Because, relatively, food is quite a small subject, macro food photography closeups are often used. Sets are usually smaller and a fine attention to minuscule compositional elements is taken. Also, in food photography you are almost always dealing with still subjects (a food ingredient such as an orange, or a restaurant plate ) or nearly still objects (melting ice cream). This means the photographer has the time and ease to make numerous micro-adjustments. Of course, motion could be present in food photography. For example, freezing food in motion with the magic of fast shutter speeds while its falling through the air, splashing to the plate, being poured, steaming, or bubbling in a pot can create an effective and interesting dynamics within still food image. Still though, even in these cases the photographer can control their subject with more precision than with some other genres of photography.
With all these details to account for, food photography is often the result of a deliberate creative direction of a food brand or business. Depending on the type of assignment or complexity of the project, there could be a creative director who makes a unique scenario for the food, set designer, a chef who creates the food, a food stylist who ensures the perfection of all the drizzles and sprinkles on hero food and creates the right balance of shadows and highlights, a food photographer, and a retoucher to refine the image in postproduction. In fine art food photography it may be more common for an artist to work alone, whereas in advertising food photography for big-name food companies this nearly never happens.
Food photography’s definition is broad. We see it in advertisements, editorial pieces, cookbooks, social media, documentary pieces, food blogs, fine art, art photo books, and more. A food photographer will change their style according to what the final purpose or use of their photos will be. For example, food photography lighting can vary from conservative and fairly high-key in cookbooks to chiaroscuro and experimental neons in fine art still life photography. The range of food photography styles is part of this unique genre’s DNA.
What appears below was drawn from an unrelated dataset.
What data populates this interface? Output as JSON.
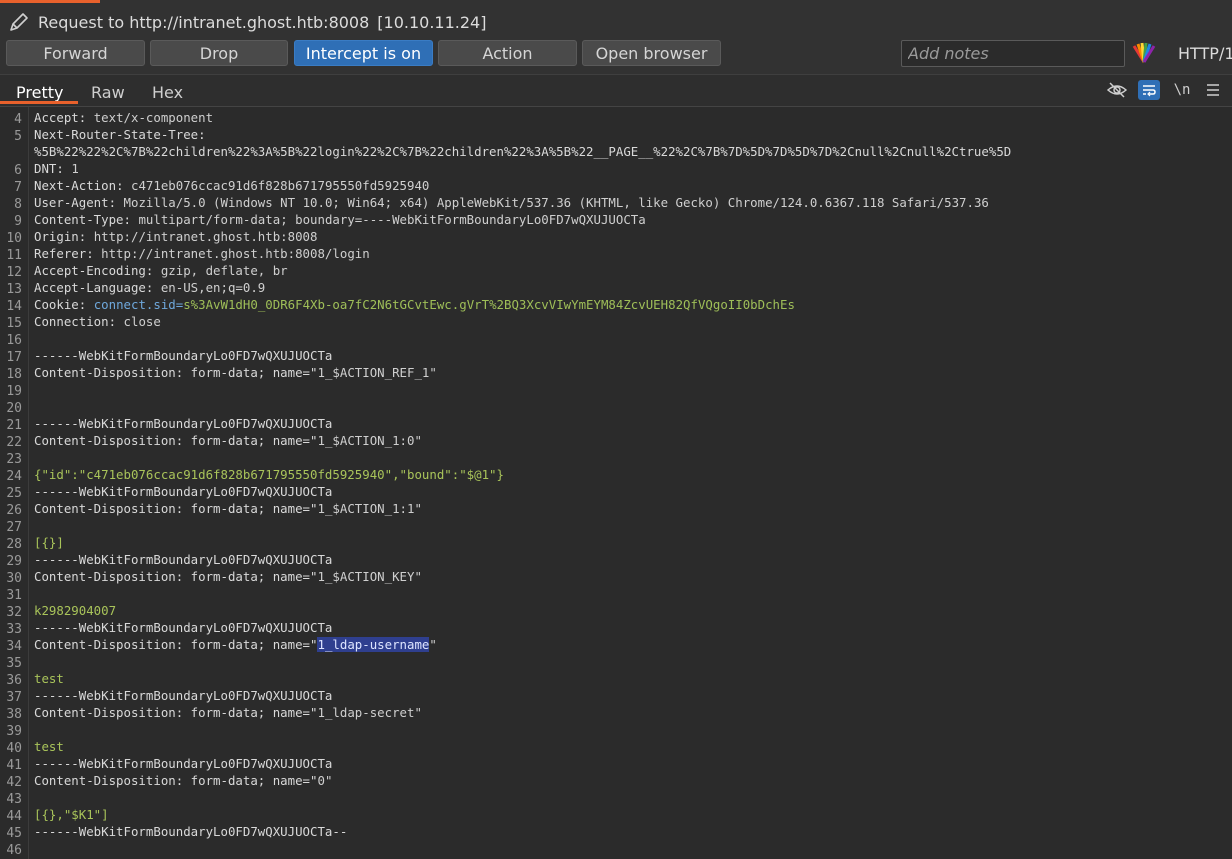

Food photography is a sub-genre of photography with and expanding reach. Photography was not considered to be museum worthy art until many decades after its invention. The definition of food photography is evolving, elevating its reputation within not only the fine art world, but in all realms in which it appears.